Tell how many lines in the following entries include the word "JSON", giving the figure alone.

[Entries supplied — start]

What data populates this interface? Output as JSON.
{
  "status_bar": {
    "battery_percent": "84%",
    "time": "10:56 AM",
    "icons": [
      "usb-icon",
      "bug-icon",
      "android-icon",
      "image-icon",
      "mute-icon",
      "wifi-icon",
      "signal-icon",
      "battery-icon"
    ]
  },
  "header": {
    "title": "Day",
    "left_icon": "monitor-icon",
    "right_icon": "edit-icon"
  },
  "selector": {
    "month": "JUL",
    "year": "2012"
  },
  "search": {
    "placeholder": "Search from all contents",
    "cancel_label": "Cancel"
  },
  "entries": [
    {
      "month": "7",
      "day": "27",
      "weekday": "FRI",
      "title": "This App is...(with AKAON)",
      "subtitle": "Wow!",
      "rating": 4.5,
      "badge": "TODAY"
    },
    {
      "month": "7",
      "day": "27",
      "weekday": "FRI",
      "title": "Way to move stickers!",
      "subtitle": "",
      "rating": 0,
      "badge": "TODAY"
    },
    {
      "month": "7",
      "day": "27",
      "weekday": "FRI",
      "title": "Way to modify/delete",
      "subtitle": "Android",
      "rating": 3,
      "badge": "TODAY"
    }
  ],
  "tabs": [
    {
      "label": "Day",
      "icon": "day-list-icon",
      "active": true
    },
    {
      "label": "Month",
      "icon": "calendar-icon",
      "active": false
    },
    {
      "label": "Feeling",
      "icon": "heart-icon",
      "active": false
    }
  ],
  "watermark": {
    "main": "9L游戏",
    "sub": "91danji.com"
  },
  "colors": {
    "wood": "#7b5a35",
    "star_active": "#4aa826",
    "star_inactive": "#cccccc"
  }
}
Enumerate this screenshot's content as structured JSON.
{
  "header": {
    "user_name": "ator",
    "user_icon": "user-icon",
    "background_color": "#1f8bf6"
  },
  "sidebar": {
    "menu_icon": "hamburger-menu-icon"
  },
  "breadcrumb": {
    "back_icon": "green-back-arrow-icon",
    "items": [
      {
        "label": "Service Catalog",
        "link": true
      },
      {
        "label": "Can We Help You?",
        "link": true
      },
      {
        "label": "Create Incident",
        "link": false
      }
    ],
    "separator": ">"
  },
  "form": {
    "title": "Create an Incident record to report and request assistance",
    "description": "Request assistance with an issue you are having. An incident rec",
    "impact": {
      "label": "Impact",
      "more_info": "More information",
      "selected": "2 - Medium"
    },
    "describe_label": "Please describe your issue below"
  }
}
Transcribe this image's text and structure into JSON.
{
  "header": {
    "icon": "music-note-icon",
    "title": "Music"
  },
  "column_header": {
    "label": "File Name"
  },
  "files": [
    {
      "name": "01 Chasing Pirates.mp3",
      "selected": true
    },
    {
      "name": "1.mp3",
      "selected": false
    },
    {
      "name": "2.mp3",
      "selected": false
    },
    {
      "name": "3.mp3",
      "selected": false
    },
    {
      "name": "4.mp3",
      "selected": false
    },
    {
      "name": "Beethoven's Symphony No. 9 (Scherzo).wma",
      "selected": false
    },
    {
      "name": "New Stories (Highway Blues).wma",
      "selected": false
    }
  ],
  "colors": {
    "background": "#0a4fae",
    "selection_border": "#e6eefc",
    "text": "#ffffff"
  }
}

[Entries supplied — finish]

Output of the exercise — 3